_Task goal:_ Gather all lines with "Chery" from the records.

** Extracted entries follows **

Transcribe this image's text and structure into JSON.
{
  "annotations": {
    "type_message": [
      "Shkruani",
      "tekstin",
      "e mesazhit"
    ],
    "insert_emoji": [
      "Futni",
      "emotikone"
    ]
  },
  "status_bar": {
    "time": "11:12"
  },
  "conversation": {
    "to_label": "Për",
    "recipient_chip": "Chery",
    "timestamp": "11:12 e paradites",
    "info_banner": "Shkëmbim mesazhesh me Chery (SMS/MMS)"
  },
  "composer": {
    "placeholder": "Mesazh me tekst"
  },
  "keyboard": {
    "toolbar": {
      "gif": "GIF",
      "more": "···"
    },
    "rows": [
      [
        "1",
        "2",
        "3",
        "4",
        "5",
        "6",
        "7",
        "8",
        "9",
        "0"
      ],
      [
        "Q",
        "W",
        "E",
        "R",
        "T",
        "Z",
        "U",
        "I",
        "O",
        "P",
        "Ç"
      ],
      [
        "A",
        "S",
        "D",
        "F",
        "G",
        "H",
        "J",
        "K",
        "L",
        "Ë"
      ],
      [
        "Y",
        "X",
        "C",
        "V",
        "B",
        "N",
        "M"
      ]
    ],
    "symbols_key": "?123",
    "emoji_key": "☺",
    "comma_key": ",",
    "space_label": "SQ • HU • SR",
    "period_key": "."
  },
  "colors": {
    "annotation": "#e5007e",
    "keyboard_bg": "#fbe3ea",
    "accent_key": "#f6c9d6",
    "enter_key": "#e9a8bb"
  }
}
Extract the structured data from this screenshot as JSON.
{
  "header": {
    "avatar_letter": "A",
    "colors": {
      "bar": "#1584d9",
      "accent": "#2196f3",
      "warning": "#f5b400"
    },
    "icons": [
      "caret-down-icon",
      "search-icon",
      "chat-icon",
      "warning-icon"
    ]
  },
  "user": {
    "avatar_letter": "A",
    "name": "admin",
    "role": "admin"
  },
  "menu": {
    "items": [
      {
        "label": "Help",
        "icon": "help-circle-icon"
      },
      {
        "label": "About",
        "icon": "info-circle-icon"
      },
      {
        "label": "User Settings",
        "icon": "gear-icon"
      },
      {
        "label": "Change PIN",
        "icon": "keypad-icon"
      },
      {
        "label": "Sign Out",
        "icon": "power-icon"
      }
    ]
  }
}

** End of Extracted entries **

_Response to the exercise:_
    "recipient_chip": "Chery",
    "info_banner": "Shkëmbim mesazhesh me Chery (SMS/MMS)"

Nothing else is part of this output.